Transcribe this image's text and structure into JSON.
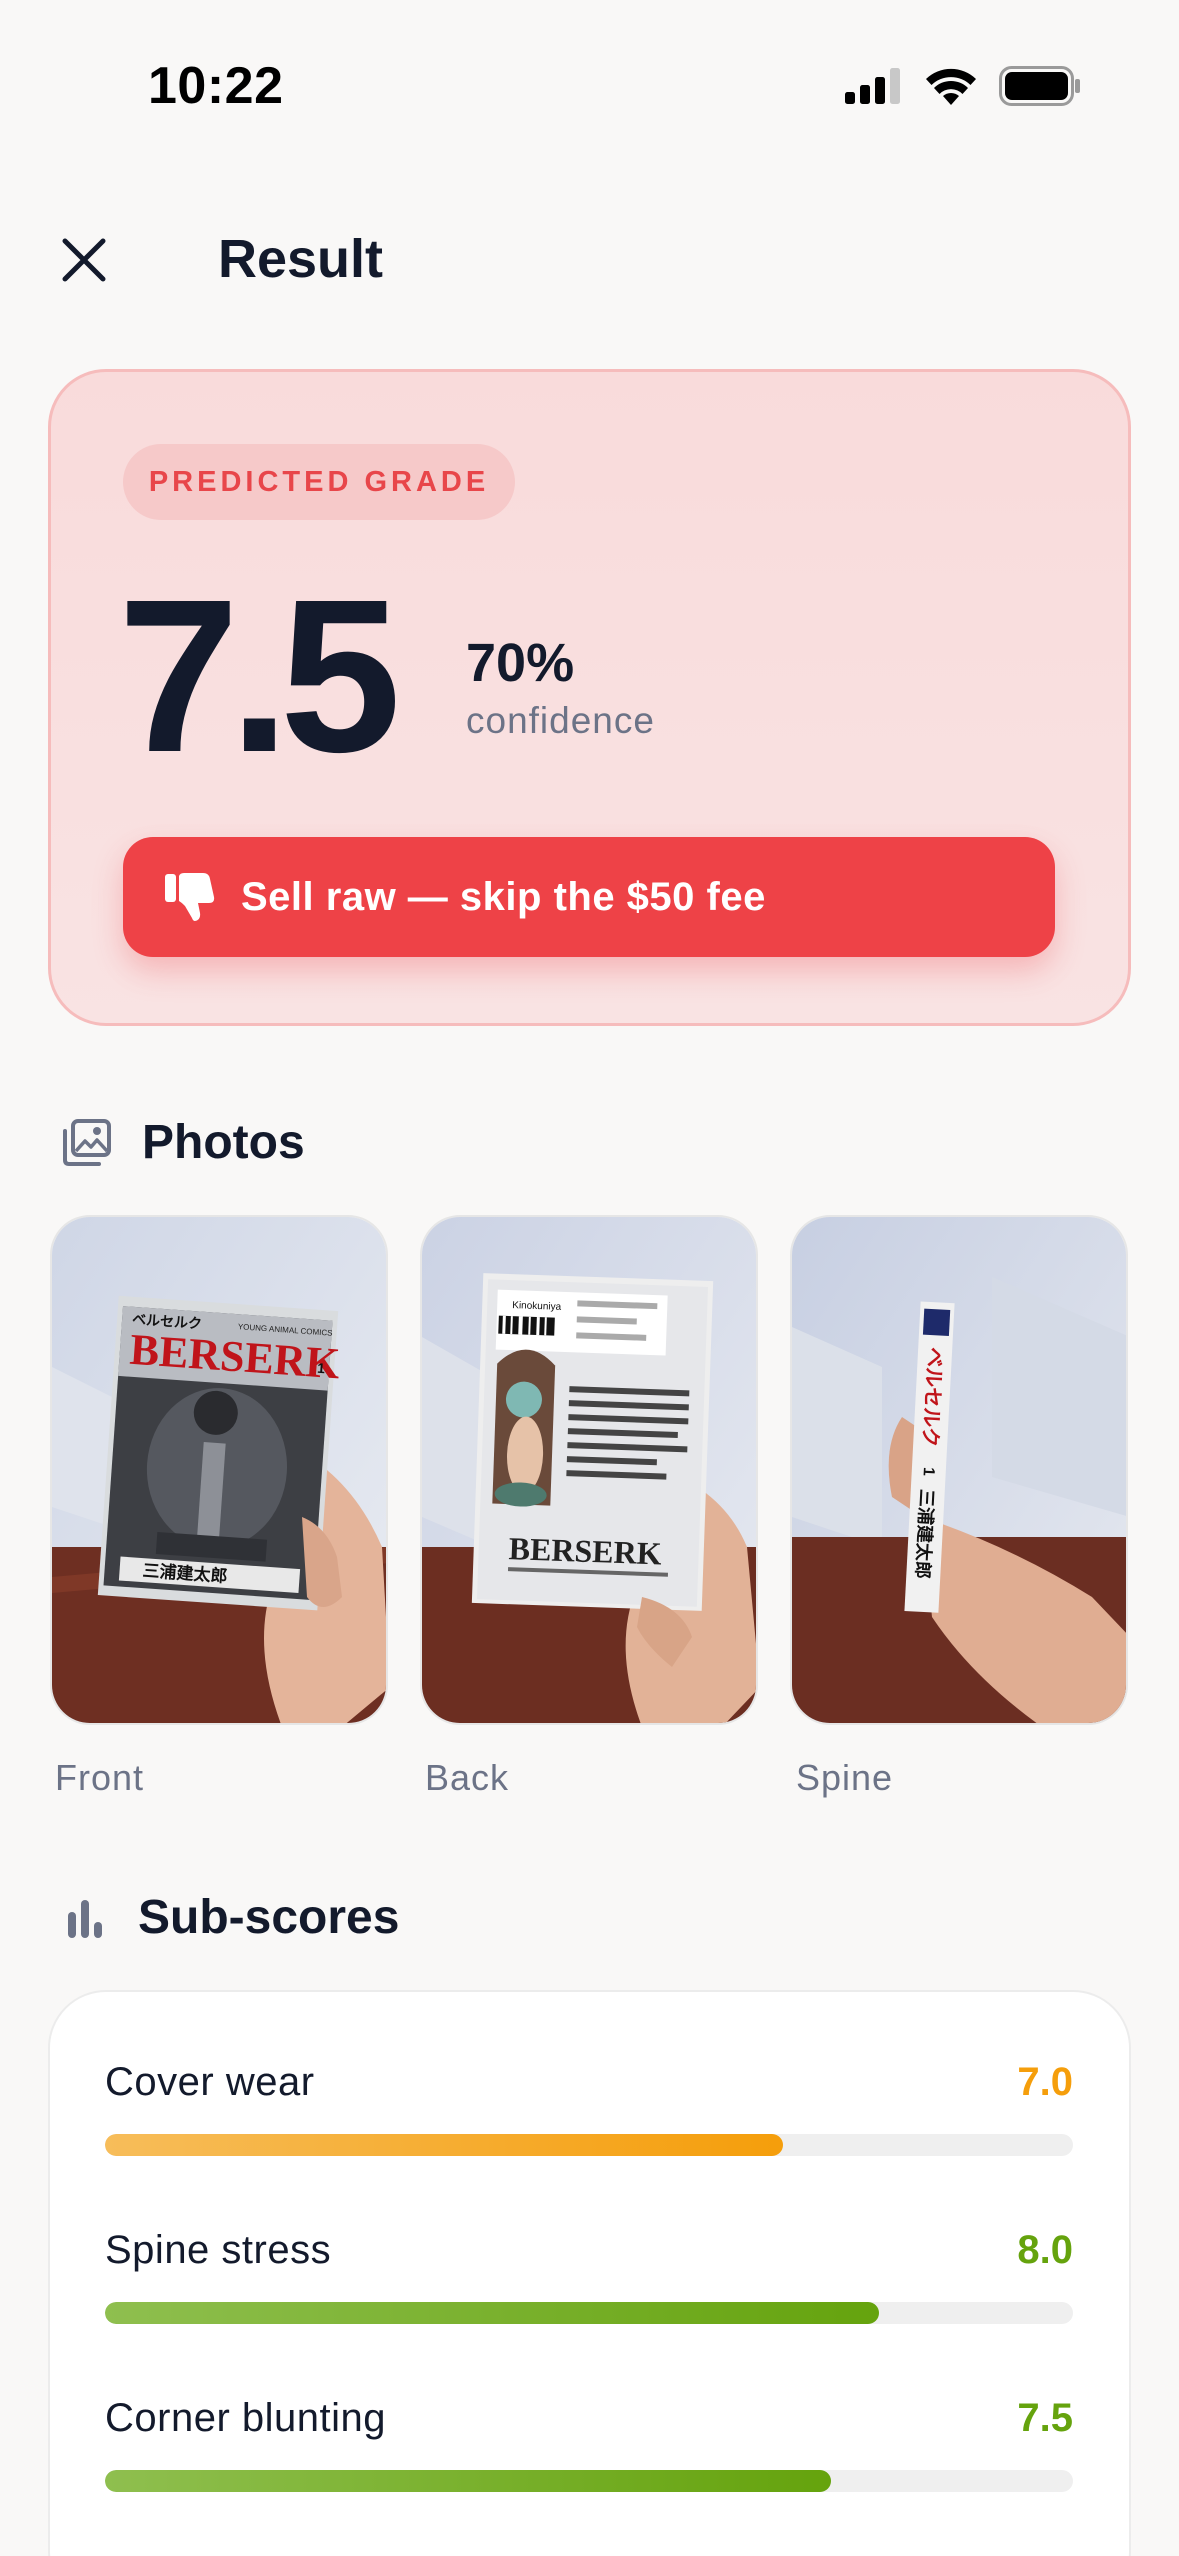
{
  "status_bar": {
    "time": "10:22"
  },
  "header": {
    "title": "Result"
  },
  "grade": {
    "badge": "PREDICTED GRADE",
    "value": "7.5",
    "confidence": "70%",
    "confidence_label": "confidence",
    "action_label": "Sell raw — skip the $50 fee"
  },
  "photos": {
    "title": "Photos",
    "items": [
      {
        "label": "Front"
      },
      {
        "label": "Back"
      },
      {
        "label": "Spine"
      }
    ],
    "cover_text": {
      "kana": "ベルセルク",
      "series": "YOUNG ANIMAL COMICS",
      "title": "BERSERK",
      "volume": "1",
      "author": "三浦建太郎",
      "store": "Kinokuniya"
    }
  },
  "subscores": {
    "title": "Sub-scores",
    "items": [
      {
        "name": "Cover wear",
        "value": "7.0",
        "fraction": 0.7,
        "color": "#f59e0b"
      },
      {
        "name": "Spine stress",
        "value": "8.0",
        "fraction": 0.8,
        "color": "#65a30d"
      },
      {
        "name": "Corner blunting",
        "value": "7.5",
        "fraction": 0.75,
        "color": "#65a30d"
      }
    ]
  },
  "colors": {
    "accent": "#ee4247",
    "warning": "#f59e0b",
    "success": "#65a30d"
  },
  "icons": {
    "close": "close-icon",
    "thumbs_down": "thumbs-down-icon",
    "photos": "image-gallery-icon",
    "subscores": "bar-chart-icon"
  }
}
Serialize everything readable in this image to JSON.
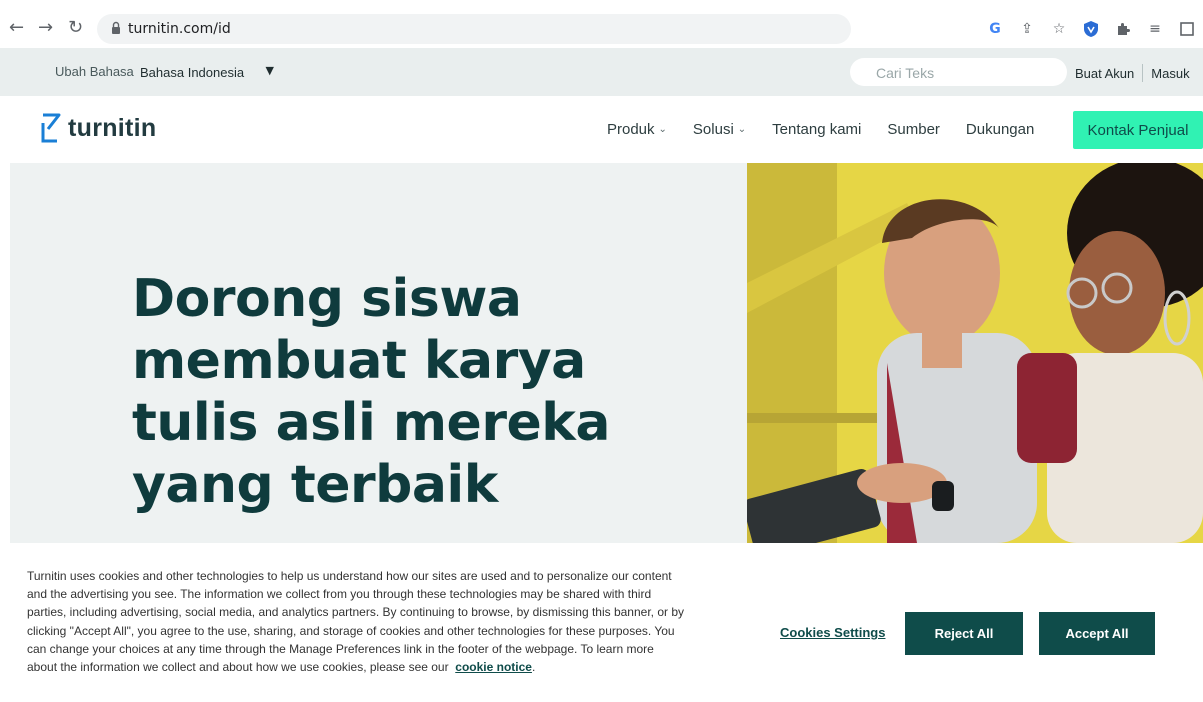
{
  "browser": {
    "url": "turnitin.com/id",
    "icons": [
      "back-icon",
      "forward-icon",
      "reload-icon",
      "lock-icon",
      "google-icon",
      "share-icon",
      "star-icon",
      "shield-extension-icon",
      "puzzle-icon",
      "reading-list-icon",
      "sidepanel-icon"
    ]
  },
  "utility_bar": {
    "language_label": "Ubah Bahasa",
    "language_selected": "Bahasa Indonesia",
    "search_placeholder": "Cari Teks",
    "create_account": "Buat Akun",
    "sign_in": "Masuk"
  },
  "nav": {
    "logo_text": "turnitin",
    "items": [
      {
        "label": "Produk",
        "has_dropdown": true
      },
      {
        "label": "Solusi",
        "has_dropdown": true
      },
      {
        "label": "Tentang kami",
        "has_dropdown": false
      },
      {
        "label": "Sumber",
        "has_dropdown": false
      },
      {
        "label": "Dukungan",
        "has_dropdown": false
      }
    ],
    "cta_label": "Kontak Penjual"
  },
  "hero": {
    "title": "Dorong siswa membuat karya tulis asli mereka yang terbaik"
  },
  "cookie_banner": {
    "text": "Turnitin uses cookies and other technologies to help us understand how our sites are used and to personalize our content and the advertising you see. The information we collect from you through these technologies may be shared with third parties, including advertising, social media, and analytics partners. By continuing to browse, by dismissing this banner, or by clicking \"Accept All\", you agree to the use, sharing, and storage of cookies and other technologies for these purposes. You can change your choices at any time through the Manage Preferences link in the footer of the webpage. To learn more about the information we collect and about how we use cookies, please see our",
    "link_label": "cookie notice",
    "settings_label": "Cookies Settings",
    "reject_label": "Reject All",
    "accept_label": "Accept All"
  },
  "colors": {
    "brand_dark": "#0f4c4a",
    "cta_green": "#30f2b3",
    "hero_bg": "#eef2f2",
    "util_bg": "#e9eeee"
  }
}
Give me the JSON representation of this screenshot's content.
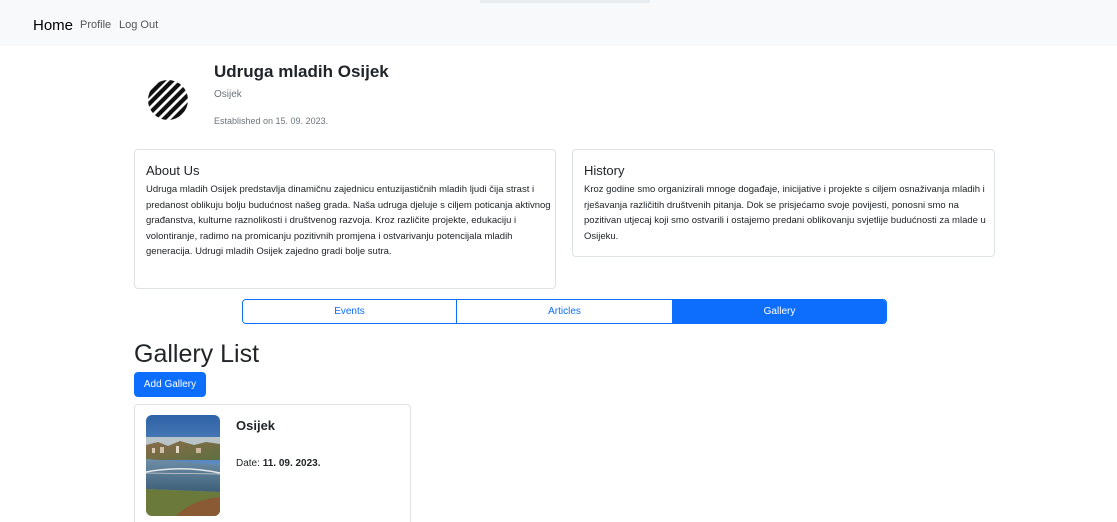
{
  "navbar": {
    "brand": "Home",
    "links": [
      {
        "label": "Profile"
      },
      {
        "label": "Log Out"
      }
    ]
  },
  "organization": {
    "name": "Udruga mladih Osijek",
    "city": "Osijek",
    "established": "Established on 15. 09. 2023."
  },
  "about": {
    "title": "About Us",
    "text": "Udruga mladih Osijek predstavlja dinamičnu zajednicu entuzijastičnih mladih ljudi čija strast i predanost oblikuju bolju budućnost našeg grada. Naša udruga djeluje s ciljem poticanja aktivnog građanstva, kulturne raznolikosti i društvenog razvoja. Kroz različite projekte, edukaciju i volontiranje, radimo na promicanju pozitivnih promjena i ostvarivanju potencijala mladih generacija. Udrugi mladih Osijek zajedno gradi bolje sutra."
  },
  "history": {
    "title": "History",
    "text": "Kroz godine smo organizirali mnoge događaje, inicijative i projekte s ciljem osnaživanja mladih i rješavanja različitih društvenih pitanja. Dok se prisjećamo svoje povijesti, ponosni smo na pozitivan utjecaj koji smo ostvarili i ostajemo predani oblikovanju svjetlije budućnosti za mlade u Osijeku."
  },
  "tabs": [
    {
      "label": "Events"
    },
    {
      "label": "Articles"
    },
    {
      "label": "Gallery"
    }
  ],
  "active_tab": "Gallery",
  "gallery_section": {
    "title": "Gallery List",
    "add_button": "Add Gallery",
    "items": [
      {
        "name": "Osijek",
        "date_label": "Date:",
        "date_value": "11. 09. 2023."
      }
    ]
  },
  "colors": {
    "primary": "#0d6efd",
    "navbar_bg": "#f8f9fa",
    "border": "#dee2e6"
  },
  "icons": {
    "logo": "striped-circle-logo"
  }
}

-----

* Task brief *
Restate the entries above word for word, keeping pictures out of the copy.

* Response for this exercise *
Transcribe this image's text and structure into JSON.
{
  "status_bar": {
    "time": "10:22"
  },
  "header": {
    "title": "Result"
  },
  "grade": {
    "badge": "PREDICTED GRADE",
    "value": "7.5",
    "confidence": "70%",
    "confidence_label": "confidence",
    "action_label": "Sell raw — skip the $50 fee"
  },
  "photos": {
    "title": "Photos",
    "items": [
      {
        "label": "Front"
      },
      {
        "label": "Back"
      },
      {
        "label": "Spine"
      }
    ],
    "cover_text": {
      "kana": "ベルセルク",
      "series": "YOUNG ANIMAL COMICS",
      "title": "BERSERK",
      "volume": "1",
      "author": "三浦建太郎",
      "store": "Kinokuniya"
    }
  },
  "subscores": {
    "title": "Sub-scores",
    "items": [
      {
        "name": "Cover wear",
        "value": "7.0",
        "fraction": 0.7,
        "color": "#f59e0b"
      },
      {
        "name": "Spine stress",
        "value": "8.0",
        "fraction": 0.8,
        "color": "#65a30d"
      },
      {
        "name": "Corner blunting",
        "value": "7.5",
        "fraction": 0.75,
        "color": "#65a30d"
      }
    ]
  },
  "colors": {
    "accent": "#ee4247",
    "warning": "#f59e0b",
    "success": "#65a30d"
  },
  "icons": {
    "close": "close-icon",
    "thumbs_down": "thumbs-down-icon",
    "photos": "image-gallery-icon",
    "subscores": "bar-chart-icon"
  }
}
Serialize everything readable in this image to JSON.
{
  "browser": {
    "url": "turnitin.com/id",
    "icons": [
      "back-icon",
      "forward-icon",
      "reload-icon",
      "lock-icon",
      "google-icon",
      "share-icon",
      "star-icon",
      "shield-extension-icon",
      "puzzle-icon",
      "reading-list-icon",
      "sidepanel-icon"
    ]
  },
  "utility_bar": {
    "language_label": "Ubah Bahasa",
    "language_selected": "Bahasa Indonesia",
    "search_placeholder": "Cari Teks",
    "create_account": "Buat Akun",
    "sign_in": "Masuk"
  },
  "nav": {
    "logo_text": "turnitin",
    "items": [
      {
        "label": "Produk",
        "has_dropdown": true
      },
      {
        "label": "Solusi",
        "has_dropdown": true
      },
      {
        "label": "Tentang kami",
        "has_dropdown": false
      },
      {
        "label": "Sumber",
        "has_dropdown": false
      },
      {
        "label": "Dukungan",
        "has_dropdown": false
      }
    ],
    "cta_label": "Kontak Penjual"
  },
  "hero": {
    "title": "Dorong siswa membuat karya tulis asli mereka yang terbaik"
  },
  "cookie_banner": {
    "text": "Turnitin uses cookies and other technologies to help us understand how our sites are used and to personalize our content and the advertising you see. The information we collect from you through these technologies may be shared with third parties, including advertising, social media, and analytics partners. By continuing to browse, by dismissing this banner, or by clicking \"Accept All\", you agree to the use, sharing, and storage of cookies and other technologies for these purposes. You can change your choices at any time through the Manage Preferences link in the footer of the webpage. To learn more about the information we collect and about how we use cookies, please see our",
    "link_label": "cookie notice",
    "settings_label": "Cookies Settings",
    "reject_label": "Reject All",
    "accept_label": "Accept All"
  },
  "colors": {
    "brand_dark": "#0f4c4a",
    "cta_green": "#30f2b3",
    "hero_bg": "#eef2f2",
    "util_bg": "#e9eeee"
  }
}
Give me the JSON representation of this screenshot's content.
{
  "navbar": {
    "brand": "Home",
    "links": [
      {
        "label": "Profile"
      },
      {
        "label": "Log Out"
      }
    ]
  },
  "organization": {
    "name": "Udruga mladih Osijek",
    "city": "Osijek",
    "established": "Established on 15. 09. 2023."
  },
  "about": {
    "title": "About Us",
    "text": "Udruga mladih Osijek predstavlja dinamičnu zajednicu entuzijastičnih mladih ljudi čija strast i predanost oblikuju bolju budućnost našeg grada. Naša udruga djeluje s ciljem poticanja aktivnog građanstva, kulturne raznolikosti i društvenog razvoja. Kroz različite projekte, edukaciju i volontiranje, radimo na promicanju pozitivnih promjena i ostvarivanju potencijala mladih generacija. Udrugi mladih Osijek zajedno gradi bolje sutra."
  },
  "history": {
    "title": "History",
    "text": "Kroz godine smo organizirali mnoge događaje, inicijative i projekte s ciljem osnaživanja mladih i rješavanja različitih društvenih pitanja. Dok se prisjećamo svoje povijesti, ponosni smo na pozitivan utjecaj koji smo ostvarili i ostajemo predani oblikovanju svjetlije budućnosti za mlade u Osijeku."
  },
  "tabs": [
    {
      "label": "Events"
    },
    {
      "label": "Articles"
    },
    {
      "label": "Gallery"
    }
  ],
  "active_tab": "Gallery",
  "gallery_section": {
    "title": "Gallery List",
    "add_button": "Add Gallery",
    "items": [
      {
        "name": "Osijek",
        "date_label": "Date:",
        "date_value": "11. 09. 2023."
      }
    ]
  },
  "colors": {
    "primary": "#0d6efd",
    "navbar_bg": "#f8f9fa",
    "border": "#dee2e6"
  },
  "icons": {
    "logo": "striped-circle-logo"
  }
}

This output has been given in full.